Exercise details -> All entries must be set down once more, precisely as given.

==*==

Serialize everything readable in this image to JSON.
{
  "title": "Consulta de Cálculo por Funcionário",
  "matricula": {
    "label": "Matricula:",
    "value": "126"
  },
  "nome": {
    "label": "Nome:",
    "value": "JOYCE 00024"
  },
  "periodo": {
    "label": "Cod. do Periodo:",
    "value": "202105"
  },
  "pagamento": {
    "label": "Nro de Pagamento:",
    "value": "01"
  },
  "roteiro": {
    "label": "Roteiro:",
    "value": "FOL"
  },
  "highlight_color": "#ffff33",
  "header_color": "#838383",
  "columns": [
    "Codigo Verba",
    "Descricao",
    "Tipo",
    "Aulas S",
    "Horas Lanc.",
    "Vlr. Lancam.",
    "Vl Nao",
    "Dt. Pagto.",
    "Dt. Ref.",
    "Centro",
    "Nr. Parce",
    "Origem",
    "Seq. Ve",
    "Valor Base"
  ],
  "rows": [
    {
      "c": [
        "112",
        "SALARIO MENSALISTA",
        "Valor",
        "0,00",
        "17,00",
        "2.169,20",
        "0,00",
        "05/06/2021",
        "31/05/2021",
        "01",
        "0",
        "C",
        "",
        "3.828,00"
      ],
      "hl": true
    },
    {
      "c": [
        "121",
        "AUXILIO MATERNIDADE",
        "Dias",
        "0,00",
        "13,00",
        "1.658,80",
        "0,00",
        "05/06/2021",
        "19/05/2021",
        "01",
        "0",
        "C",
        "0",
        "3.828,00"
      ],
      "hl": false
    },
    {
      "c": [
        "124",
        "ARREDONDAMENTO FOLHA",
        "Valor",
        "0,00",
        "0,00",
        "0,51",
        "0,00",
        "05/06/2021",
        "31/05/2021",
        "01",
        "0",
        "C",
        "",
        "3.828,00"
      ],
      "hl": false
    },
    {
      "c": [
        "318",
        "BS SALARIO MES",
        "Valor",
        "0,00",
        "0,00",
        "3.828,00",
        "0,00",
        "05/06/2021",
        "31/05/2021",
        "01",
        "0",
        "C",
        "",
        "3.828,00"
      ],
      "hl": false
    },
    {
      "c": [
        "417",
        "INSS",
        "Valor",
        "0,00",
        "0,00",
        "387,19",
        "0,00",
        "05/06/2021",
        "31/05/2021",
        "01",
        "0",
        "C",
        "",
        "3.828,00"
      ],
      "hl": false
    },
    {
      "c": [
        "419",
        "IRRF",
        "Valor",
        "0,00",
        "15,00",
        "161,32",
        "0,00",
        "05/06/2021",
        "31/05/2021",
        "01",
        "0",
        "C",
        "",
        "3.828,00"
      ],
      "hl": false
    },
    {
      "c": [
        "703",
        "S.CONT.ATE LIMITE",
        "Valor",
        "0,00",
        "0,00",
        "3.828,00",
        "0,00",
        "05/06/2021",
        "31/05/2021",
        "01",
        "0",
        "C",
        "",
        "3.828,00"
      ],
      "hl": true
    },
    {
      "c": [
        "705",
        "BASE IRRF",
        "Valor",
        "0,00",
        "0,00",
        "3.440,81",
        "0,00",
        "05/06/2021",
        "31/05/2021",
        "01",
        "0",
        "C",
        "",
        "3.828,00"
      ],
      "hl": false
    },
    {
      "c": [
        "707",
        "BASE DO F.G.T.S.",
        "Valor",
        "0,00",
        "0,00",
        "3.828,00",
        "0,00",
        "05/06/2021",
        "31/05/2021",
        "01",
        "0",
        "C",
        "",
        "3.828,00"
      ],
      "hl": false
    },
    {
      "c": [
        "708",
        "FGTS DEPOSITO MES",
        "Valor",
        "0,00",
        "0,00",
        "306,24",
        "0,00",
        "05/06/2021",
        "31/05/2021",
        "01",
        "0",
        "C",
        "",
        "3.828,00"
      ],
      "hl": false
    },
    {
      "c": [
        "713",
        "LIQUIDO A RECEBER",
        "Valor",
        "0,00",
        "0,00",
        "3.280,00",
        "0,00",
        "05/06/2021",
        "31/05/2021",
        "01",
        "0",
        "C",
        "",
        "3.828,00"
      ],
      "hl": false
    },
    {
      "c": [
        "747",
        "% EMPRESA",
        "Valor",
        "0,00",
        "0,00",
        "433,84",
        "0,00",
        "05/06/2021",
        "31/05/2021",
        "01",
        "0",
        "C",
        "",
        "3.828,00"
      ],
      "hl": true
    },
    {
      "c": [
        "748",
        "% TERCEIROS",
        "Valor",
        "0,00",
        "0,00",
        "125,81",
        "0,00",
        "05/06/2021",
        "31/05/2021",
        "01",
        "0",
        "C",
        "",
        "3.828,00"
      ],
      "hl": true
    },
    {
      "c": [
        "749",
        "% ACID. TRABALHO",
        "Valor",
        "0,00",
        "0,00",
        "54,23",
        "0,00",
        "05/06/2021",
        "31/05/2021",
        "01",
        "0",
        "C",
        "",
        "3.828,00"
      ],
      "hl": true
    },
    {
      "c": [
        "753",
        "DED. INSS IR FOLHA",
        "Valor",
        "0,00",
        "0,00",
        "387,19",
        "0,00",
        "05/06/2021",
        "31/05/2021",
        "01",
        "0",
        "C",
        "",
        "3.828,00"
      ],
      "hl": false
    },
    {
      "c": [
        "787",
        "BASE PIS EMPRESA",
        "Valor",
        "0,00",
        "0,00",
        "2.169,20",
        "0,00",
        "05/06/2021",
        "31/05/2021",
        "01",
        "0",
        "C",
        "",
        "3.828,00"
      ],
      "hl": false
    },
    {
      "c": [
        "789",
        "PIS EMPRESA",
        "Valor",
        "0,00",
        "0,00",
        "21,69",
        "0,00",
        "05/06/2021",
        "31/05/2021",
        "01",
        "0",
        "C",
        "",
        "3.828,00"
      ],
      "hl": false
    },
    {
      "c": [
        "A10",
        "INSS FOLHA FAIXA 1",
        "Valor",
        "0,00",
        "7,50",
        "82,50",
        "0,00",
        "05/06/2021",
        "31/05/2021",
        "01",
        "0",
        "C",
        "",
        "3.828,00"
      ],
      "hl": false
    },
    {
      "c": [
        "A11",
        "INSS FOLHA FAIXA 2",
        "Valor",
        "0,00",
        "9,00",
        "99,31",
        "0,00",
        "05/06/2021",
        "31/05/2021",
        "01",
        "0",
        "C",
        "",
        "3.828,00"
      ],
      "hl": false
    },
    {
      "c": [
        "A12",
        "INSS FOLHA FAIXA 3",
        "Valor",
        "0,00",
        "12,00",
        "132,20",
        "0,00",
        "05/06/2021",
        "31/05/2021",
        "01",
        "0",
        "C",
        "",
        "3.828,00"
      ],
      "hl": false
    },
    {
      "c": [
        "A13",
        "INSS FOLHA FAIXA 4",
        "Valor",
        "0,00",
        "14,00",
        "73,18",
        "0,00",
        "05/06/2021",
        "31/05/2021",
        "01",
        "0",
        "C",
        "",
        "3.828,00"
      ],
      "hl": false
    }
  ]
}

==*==

Answer to the problem ->
Serialize everything readable in this image to JSON.
{
  "title": "Consulta de Cálculo por Funcionário",
  "matricula": {
    "label": "Matricula:",
    "value": "126"
  },
  "nome": {
    "label": "Nome:",
    "value": "JOYCE 00024"
  },
  "periodo": {
    "label": "Cod. do Periodo:",
    "value": "202105"
  },
  "pagamento": {
    "label": "Nro de Pagamento:",
    "value": "01"
  },
  "roteiro": {
    "label": "Roteiro:",
    "value": "FOL"
  },
  "highlight_color": "#ffff33",
  "header_color": "#838383",
  "columns": [
    "Codigo Verba",
    "Descricao",
    "Tipo",
    "Aulas S",
    "Horas Lanc.",
    "Vlr. Lancam.",
    "Vl Nao",
    "Dt. Pagto.",
    "Dt. Ref.",
    "Centro",
    "Nr. Parce",
    "Origem",
    "Seq. Ve",
    "Valor Base"
  ],
  "rows": [
    {
      "c": [
        "112",
        "SALARIO MENSALISTA",
        "Valor",
        "0,00",
        "17,00",
        "2.169,20",
        "0,00",
        "05/06/2021",
        "31/05/2021",
        "01",
        "0",
        "C",
        "",
        "3.828,00"
      ],
      "hl": true
    },
    {
      "c": [
        "121",
        "AUXILIO MATERNIDADE",
        "Dias",
        "0,00",
        "13,00",
        "1.658,80",
        "0,00",
        "05/06/2021",
        "19/05/2021",
        "01",
        "0",
        "C",
        "0",
        "3.828,00"
      ],
      "hl": false
    },
    {
      "c": [
        "124",
        "ARREDONDAMENTO FOLHA",
        "Valor",
        "0,00",
        "0,00",
        "0,51",
        "0,00",
        "05/06/2021",
        "31/05/2021",
        "01",
        "0",
        "C",
        "",
        "3.828,00"
      ],
      "hl": false
    },
    {
      "c": [
        "318",
        "BS SALARIO MES",
        "Valor",
        "0,00",
        "0,00",
        "3.828,00",
        "0,00",
        "05/06/2021",
        "31/05/2021",
        "01",
        "0",
        "C",
        "",
        "3.828,00"
      ],
      "hl": false
    },
    {
      "c": [
        "417",
        "INSS",
        "Valor",
        "0,00",
        "0,00",
        "387,19",
        "0,00",
        "05/06/2021",
        "31/05/2021",
        "01",
        "0",
        "C",
        "",
        "3.828,00"
      ],
      "hl": false
    },
    {
      "c": [
        "419",
        "IRRF",
        "Valor",
        "0,00",
        "15,00",
        "161,32",
        "0,00",
        "05/06/2021",
        "31/05/2021",
        "01",
        "0",
        "C",
        "",
        "3.828,00"
      ],
      "hl": false
    },
    {
      "c": [
        "703",
        "S.CONT.ATE LIMITE",
        "Valor",
        "0,00",
        "0,00",
        "3.828,00",
        "0,00",
        "05/06/2021",
        "31/05/2021",
        "01",
        "0",
        "C",
        "",
        "3.828,00"
      ],
      "hl": true
    },
    {
      "c": [
        "705",
        "BASE IRRF",
        "Valor",
        "0,00",
        "0,00",
        "3.440,81",
        "0,00",
        "05/06/2021",
        "31/05/2021",
        "01",
        "0",
        "C",
        "",
        "3.828,00"
      ],
      "hl": false
    },
    {
      "c": [
        "707",
        "BASE DO F.G.T.S.",
        "Valor",
        "0,00",
        "0,00",
        "3.828,00",
        "0,00",
        "05/06/2021",
        "31/05/2021",
        "01",
        "0",
        "C",
        "",
        "3.828,00"
      ],
      "hl": false
    },
    {
      "c": [
        "708",
        "FGTS DEPOSITO MES",
        "Valor",
        "0,00",
        "0,00",
        "306,24",
        "0,00",
        "05/06/2021",
        "31/05/2021",
        "01",
        "0",
        "C",
        "",
        "3.828,00"
      ],
      "hl": false
    },
    {
      "c": [
        "713",
        "LIQUIDO A RECEBER",
        "Valor",
        "0,00",
        "0,00",
        "3.280,00",
        "0,00",
        "05/06/2021",
        "31/05/2021",
        "01",
        "0",
        "C",
        "",
        "3.828,00"
      ],
      "hl": false
    },
    {
      "c": [
        "747",
        "% EMPRESA",
        "Valor",
        "0,00",
        "0,00",
        "433,84",
        "0,00",
        "05/06/2021",
        "31/05/2021",
        "01",
        "0",
        "C",
        "",
        "3.828,00"
      ],
      "hl": true
    },
    {
      "c": [
        "748",
        "% TERCEIROS",
        "Valor",
        "0,00",
        "0,00",
        "125,81",
        "0,00",
        "05/06/2021",
        "31/05/2021",
        "01",
        "0",
        "C",
        "",
        "3.828,00"
      ],
      "hl": true
    },
    {
      "c": [
        "749",
        "% ACID. TRABALHO",
        "Valor",
        "0,00",
        "0,00",
        "54,23",
        "0,00",
        "05/06/2021",
        "31/05/2021",
        "01",
        "0",
        "C",
        "",
        "3.828,00"
      ],
      "hl": true
    },
    {
      "c": [
        "753",
        "DED. INSS IR FOLHA",
        "Valor",
        "0,00",
        "0,00",
        "387,19",
        "0,00",
        "05/06/2021",
        "31/05/2021",
        "01",
        "0",
        "C",
        "",
        "3.828,00"
      ],
      "hl": false
    },
    {
      "c": [
        "787",
        "BASE PIS EMPRESA",
        "Valor",
        "0,00",
        "0,00",
        "2.169,20",
        "0,00",
        "05/06/2021",
        "31/05/2021",
        "01",
        "0",
        "C",
        "",
        "3.828,00"
      ],
      "hl": false
    },
    {
      "c": [
        "789",
        "PIS EMPRESA",
        "Valor",
        "0,00",
        "0,00",
        "21,69",
        "0,00",
        "05/06/2021",
        "31/05/2021",
        "01",
        "0",
        "C",
        "",
        "3.828,00"
      ],
      "hl": false
    },
    {
      "c": [
        "A10",
        "INSS FOLHA FAIXA 1",
        "Valor",
        "0,00",
        "7,50",
        "82,50",
        "0,00",
        "05/06/2021",
        "31/05/2021",
        "01",
        "0",
        "C",
        "",
        "3.828,00"
      ],
      "hl": false
    },
    {
      "c": [
        "A11",
        "INSS FOLHA FAIXA 2",
        "Valor",
        "0,00",
        "9,00",
        "99,31",
        "0,00",
        "05/06/2021",
        "31/05/2021",
        "01",
        "0",
        "C",
        "",
        "3.828,00"
      ],
      "hl": false
    },
    {
      "c": [
        "A12",
        "INSS FOLHA FAIXA 3",
        "Valor",
        "0,00",
        "12,00",
        "132,20",
        "0,00",
        "05/06/2021",
        "31/05/2021",
        "01",
        "0",
        "C",
        "",
        "3.828,00"
      ],
      "hl": false
    },
    {
      "c": [
        "A13",
        "INSS FOLHA FAIXA 4",
        "Valor",
        "0,00",
        "14,00",
        "73,18",
        "0,00",
        "05/06/2021",
        "31/05/2021",
        "01",
        "0",
        "C",
        "",
        "3.828,00"
      ],
      "hl": false
    }
  ]
}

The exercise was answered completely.